All these conditions apply. Yet the city forecasts that it will only last 10-20 years. The wall is in generally good condition, as stated by both the 2016 and  September 2018 engineering assessments of the wall,. However, maintenance does have to be done, such as removing trees from behind the wall that threaten the integrity from root pressure. Once these trees are removed, ongoing City inspection and maintenance of the wall to prolong its life will be easy.

In order to save costs, and build the Speedvale underpass at the same time as the Speedvale bridge,  a boardwalk zoning variance should be made, which would meet the requirements of the city. Voila.

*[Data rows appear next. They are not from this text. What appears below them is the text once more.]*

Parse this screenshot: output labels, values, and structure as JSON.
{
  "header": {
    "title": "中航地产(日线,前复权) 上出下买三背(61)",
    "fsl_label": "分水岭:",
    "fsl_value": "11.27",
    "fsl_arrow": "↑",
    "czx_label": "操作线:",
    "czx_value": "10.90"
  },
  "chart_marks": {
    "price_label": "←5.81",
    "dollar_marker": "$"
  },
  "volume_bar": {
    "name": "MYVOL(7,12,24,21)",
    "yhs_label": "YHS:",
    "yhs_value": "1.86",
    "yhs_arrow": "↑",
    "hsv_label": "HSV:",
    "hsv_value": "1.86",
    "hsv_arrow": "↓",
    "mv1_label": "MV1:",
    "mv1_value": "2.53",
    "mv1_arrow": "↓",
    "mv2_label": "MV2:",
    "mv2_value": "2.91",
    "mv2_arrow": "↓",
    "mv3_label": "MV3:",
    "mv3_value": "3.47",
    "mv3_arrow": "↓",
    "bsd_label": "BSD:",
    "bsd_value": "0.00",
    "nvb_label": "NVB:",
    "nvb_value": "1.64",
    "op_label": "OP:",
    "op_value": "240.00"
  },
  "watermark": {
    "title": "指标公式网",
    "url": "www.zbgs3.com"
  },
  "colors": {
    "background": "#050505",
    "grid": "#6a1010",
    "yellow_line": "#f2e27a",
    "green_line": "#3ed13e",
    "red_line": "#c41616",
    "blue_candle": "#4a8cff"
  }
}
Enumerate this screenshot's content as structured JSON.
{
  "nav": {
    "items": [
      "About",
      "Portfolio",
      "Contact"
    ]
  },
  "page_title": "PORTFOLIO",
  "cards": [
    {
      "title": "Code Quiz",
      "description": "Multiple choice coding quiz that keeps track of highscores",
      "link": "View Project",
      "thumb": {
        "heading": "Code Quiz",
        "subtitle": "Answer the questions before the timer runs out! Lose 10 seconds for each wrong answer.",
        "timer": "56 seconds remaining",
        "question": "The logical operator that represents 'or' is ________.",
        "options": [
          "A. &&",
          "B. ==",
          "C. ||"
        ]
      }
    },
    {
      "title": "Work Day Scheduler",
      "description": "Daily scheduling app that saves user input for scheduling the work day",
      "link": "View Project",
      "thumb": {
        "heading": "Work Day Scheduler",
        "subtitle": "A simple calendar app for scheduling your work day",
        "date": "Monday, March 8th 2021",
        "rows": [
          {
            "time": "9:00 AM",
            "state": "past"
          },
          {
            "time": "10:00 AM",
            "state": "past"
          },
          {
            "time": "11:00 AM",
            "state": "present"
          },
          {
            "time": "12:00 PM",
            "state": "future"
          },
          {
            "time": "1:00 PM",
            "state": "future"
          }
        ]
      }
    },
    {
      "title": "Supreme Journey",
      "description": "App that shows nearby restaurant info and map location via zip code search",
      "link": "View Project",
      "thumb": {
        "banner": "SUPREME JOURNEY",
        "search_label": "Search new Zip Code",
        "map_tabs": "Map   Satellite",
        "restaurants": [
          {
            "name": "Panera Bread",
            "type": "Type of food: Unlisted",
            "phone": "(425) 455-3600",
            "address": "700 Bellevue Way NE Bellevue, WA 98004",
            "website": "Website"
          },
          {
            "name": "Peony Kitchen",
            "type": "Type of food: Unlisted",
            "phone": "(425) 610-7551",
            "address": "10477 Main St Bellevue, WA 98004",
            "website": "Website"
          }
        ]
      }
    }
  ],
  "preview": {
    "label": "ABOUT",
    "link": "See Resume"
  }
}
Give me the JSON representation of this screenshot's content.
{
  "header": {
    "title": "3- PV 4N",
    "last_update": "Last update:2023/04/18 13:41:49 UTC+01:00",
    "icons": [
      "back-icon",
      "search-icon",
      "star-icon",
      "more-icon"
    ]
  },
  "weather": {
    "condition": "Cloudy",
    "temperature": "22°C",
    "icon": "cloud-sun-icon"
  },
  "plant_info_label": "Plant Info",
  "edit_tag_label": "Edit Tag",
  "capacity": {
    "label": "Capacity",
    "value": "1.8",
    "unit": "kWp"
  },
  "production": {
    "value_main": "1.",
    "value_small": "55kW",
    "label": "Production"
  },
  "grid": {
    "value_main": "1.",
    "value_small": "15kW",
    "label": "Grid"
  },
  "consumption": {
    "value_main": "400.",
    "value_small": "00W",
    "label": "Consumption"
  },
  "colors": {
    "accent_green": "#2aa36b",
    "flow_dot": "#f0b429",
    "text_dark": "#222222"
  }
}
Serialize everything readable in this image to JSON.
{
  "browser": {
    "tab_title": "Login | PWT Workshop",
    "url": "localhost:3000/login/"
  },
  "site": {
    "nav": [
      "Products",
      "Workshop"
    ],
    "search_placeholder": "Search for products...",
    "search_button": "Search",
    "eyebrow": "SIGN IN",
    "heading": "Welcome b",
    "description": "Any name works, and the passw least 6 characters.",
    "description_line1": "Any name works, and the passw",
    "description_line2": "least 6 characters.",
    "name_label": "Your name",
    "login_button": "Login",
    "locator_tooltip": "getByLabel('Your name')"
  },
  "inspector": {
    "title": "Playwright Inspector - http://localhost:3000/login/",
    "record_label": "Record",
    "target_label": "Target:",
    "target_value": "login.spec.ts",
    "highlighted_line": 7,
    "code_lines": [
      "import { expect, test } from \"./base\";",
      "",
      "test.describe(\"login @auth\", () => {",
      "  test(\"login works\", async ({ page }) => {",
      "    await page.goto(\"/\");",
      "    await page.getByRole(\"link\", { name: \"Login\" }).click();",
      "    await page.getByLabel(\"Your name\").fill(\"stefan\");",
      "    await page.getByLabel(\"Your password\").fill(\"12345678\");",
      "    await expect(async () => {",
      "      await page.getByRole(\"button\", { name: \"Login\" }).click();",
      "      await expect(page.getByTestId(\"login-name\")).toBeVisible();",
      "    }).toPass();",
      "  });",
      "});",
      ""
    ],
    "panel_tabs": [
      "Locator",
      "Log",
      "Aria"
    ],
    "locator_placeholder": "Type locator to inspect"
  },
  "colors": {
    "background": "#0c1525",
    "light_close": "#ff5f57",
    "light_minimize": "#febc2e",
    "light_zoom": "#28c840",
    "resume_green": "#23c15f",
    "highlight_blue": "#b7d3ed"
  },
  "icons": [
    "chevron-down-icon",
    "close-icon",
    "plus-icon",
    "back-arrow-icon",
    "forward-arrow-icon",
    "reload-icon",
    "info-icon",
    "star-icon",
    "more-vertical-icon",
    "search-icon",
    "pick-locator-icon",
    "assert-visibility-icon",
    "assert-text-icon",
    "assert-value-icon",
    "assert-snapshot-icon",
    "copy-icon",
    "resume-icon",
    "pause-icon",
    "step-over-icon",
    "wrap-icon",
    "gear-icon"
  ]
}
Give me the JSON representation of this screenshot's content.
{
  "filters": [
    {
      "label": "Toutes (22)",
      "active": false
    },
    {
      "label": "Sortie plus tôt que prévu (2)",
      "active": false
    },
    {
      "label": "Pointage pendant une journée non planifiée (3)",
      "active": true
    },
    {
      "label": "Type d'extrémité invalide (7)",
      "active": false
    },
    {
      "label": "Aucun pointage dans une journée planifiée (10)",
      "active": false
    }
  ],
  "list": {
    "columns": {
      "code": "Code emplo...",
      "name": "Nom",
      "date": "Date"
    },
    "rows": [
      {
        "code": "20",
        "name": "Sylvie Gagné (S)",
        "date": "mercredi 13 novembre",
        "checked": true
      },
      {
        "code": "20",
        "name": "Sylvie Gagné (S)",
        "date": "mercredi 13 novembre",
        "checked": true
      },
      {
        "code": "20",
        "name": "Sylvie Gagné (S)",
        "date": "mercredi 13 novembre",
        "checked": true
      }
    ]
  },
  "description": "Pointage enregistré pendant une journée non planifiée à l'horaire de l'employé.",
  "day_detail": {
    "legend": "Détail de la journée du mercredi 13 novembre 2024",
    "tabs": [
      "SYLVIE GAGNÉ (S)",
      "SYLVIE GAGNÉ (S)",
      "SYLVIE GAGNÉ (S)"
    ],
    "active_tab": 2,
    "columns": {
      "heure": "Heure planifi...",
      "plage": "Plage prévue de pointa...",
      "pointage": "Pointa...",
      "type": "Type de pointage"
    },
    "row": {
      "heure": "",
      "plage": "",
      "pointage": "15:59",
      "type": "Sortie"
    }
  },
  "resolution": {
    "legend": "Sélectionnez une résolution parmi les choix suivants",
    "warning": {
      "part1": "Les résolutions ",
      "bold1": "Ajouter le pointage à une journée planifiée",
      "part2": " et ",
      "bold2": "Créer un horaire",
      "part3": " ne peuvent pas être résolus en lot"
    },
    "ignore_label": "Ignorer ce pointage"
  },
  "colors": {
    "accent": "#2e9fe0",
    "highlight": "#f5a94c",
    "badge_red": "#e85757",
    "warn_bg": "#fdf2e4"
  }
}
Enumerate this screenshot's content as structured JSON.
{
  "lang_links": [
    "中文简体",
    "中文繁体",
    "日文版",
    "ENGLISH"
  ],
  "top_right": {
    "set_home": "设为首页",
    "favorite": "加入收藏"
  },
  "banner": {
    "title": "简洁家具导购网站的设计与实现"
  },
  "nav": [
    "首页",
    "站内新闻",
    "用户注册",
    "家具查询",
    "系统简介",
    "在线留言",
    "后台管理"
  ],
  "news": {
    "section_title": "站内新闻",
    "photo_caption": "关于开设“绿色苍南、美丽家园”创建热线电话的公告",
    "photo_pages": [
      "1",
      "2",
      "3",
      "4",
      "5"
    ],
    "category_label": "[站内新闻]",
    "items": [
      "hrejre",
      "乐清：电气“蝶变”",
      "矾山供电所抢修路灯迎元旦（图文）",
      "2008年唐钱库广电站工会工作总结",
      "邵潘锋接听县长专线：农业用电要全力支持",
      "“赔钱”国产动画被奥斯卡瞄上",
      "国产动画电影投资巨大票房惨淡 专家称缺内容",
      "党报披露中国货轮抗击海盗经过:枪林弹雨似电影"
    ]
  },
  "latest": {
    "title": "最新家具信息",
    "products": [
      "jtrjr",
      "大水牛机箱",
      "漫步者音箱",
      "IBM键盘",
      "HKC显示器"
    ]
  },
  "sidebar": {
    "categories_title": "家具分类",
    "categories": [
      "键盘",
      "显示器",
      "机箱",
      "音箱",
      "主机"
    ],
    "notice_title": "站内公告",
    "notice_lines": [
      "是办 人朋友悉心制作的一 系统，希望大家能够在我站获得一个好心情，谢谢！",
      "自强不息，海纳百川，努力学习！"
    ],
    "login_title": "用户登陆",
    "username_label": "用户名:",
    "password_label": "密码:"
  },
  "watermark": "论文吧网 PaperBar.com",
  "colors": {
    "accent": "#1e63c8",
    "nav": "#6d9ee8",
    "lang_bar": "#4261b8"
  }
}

A trail in 4 years, instead of one that may never be built.

However, we once again need the public’s support to get this underpass built.

Our coalition’s  recommendations represent approximately 2% of the estimated $16 million cost of the Speedvale road and bridge project. (The minor repairs to the retaining wall must be done anyway to prolong the life of this major capital asset, and so are rightly not included in the cost of either project.)

So here is our ask of council, for the Dec. 17 council meeting: (Please sign up to delegate or write a letter to council for these asks:)

  • Amend the zoning bylaw by adding the word “unanchored” before “boardwalks” to resolve all planning policy issues;
  • Proceed with plans for detail design of the underpass, project to be completed following bridge construction in 2021, including construction of a c. 38 m, anchored boardwalk off the end of Gemmel Lane

Together, for the benefit of the city, we can get this underpass built.

* our Coalition for the underpass consists of: GCAT, 2Rivers Festival, GORBA, Guelph Wellington Seniors association,